                                        inspire and to intimidate, and the ability to learn new skills'.

                                        Is there anything that governments can do to enable more firms to make
                                        this transition? Not much, according to Bhide. Throwing money at start-up
                                        firms is unlikely to be helpful, since governments have no power to
                                        identify which of them will be successful. Indeed, as Bhide points out,
                                        much of the distinctive contribution of promising start-ups derives from
                                        their capital constraints. 'Meagre funding forces entrepreneurs to conduct
                                        low-cost experiments that help resolve market and technological
                                        uncertainties and prepare the ground for subsequent large-scale
                                        investment'. Bhide sees no reason why public policies should favour new
                                        or transitional businesses over established corporations. 'An interest in
                                        the overall climate for economic enterprise seems more worthwhile than a
                                        focus on any particular manifestation of entrepreneurship'.

                                        One of the merits of this book is that it shows how the four different types
                                        of business - the start-up, the transitional firm, the VC-backed enterprise
                                        and the established corporation - differ. Each of these types is dealing
                                        with different problems, and needs a different approach to management.

                                        By stressing the importance of the entrepreneur's personal qualities,
                                        Bhide also brings to the fore a factor which is too often ignored in the
                                        economic analysis of firms and industries. His evidence is qualitative
                                        rather than quantitative, but nonetheless rigorous for that.

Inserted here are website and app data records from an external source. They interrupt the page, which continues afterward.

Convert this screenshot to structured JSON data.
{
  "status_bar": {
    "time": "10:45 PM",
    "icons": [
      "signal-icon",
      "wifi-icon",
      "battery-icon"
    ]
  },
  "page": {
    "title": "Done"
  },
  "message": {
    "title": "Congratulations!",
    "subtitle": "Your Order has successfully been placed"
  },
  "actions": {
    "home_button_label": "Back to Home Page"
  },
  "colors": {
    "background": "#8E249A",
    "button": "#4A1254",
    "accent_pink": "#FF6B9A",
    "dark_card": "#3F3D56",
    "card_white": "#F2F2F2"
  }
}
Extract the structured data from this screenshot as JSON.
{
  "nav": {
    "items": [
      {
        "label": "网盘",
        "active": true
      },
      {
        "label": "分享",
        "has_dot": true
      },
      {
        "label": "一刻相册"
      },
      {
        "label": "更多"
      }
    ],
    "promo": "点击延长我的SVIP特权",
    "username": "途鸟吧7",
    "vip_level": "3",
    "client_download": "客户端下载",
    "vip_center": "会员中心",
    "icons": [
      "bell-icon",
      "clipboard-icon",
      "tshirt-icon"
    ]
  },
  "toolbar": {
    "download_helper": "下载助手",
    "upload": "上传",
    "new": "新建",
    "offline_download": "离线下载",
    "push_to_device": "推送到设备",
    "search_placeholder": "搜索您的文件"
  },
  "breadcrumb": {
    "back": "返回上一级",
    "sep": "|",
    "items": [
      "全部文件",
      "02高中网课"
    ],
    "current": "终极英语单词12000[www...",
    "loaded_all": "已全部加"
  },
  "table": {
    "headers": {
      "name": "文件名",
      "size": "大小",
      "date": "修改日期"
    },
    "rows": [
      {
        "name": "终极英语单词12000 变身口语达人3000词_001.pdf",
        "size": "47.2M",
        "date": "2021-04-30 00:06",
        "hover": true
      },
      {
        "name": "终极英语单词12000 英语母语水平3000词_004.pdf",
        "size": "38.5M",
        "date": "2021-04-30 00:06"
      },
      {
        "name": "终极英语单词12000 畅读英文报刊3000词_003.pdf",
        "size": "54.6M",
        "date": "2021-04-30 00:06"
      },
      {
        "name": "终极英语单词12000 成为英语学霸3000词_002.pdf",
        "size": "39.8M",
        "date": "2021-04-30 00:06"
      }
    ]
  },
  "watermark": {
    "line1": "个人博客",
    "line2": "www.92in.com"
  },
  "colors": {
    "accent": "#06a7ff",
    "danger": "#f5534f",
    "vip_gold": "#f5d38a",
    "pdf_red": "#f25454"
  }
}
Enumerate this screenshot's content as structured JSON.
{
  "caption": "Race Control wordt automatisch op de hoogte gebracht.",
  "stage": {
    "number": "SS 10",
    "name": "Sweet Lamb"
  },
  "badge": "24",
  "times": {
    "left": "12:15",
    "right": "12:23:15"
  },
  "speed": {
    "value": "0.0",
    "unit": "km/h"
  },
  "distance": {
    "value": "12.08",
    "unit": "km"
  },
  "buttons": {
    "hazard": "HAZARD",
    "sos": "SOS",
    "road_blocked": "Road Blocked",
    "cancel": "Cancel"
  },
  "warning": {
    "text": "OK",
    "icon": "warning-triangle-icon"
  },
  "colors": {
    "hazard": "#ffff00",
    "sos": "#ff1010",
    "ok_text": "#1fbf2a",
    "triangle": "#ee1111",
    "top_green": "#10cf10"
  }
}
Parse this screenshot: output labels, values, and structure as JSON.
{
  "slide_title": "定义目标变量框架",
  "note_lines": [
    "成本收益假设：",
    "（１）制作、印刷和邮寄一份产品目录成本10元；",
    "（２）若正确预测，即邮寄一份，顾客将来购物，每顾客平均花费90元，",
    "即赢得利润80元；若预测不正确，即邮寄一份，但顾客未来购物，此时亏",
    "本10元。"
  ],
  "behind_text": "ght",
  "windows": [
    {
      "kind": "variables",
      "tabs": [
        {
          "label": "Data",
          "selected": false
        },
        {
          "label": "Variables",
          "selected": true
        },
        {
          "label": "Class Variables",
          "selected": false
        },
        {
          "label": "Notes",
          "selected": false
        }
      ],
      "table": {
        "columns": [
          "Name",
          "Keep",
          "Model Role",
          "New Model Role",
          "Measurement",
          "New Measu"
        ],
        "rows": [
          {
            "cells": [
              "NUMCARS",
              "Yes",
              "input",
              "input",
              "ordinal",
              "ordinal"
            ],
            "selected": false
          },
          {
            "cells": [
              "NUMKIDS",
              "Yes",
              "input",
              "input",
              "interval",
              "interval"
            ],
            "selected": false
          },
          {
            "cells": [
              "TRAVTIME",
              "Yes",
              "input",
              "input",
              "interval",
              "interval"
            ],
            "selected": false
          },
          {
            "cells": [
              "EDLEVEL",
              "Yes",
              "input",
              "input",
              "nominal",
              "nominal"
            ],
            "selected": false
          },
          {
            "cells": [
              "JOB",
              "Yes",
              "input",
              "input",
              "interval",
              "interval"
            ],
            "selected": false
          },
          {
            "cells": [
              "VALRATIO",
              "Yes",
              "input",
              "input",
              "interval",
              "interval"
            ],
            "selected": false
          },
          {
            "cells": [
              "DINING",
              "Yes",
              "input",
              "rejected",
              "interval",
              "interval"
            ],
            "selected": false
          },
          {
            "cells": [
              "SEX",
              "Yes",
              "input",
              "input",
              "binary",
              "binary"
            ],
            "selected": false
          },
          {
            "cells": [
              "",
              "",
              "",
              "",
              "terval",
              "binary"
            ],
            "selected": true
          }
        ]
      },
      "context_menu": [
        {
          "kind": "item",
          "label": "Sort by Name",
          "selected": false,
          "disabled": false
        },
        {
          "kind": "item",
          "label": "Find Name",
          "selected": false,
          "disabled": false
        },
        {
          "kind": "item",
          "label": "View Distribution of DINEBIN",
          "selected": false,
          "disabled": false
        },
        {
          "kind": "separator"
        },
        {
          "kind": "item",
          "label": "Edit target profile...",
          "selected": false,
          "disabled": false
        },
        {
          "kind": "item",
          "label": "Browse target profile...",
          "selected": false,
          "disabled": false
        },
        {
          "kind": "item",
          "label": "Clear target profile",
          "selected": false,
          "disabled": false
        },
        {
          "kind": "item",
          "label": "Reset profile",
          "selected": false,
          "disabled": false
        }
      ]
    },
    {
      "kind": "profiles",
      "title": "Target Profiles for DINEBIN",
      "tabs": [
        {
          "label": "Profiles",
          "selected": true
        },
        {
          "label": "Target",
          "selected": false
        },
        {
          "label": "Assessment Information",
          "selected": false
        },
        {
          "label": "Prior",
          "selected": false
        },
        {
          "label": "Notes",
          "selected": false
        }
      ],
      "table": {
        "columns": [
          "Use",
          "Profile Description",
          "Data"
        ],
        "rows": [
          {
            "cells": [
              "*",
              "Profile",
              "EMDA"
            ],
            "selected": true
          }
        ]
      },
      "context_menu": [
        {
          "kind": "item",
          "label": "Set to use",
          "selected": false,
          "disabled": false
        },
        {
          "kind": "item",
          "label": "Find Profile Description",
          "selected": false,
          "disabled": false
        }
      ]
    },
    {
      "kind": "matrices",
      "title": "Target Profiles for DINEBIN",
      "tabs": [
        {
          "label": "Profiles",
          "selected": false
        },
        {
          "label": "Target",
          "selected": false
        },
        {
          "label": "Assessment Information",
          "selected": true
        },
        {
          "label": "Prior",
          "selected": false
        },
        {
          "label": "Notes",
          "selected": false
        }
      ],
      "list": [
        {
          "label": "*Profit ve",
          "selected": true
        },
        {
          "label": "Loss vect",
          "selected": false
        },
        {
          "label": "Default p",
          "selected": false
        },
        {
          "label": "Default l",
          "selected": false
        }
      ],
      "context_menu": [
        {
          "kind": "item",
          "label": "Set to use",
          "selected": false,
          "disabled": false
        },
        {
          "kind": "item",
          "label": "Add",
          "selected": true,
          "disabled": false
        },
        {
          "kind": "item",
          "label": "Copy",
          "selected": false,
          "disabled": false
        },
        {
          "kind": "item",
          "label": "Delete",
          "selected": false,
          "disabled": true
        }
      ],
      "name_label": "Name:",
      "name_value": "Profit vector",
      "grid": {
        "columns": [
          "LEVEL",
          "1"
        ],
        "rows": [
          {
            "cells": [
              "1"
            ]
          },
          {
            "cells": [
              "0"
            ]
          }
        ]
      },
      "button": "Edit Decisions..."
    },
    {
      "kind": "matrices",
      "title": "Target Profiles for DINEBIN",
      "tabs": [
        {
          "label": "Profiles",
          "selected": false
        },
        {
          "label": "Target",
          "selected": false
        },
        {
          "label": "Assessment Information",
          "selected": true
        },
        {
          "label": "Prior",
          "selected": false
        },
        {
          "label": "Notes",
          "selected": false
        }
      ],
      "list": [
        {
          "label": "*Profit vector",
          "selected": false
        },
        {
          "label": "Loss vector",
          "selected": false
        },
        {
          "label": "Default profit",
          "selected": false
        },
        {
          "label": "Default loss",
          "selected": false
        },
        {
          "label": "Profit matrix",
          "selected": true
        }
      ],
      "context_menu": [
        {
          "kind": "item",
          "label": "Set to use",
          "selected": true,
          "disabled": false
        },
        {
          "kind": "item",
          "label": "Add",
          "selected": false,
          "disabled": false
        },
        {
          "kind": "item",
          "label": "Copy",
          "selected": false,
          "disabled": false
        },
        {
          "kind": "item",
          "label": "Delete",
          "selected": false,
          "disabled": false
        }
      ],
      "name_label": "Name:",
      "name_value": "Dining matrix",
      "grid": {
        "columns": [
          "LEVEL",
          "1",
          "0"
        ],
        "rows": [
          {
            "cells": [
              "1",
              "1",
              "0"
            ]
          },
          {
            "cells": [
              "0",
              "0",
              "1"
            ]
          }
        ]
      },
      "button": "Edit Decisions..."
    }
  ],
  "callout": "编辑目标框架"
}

                                        Geoffrey Owen is Senior Fellow at the Institute of Management, London School
                                        of Economics.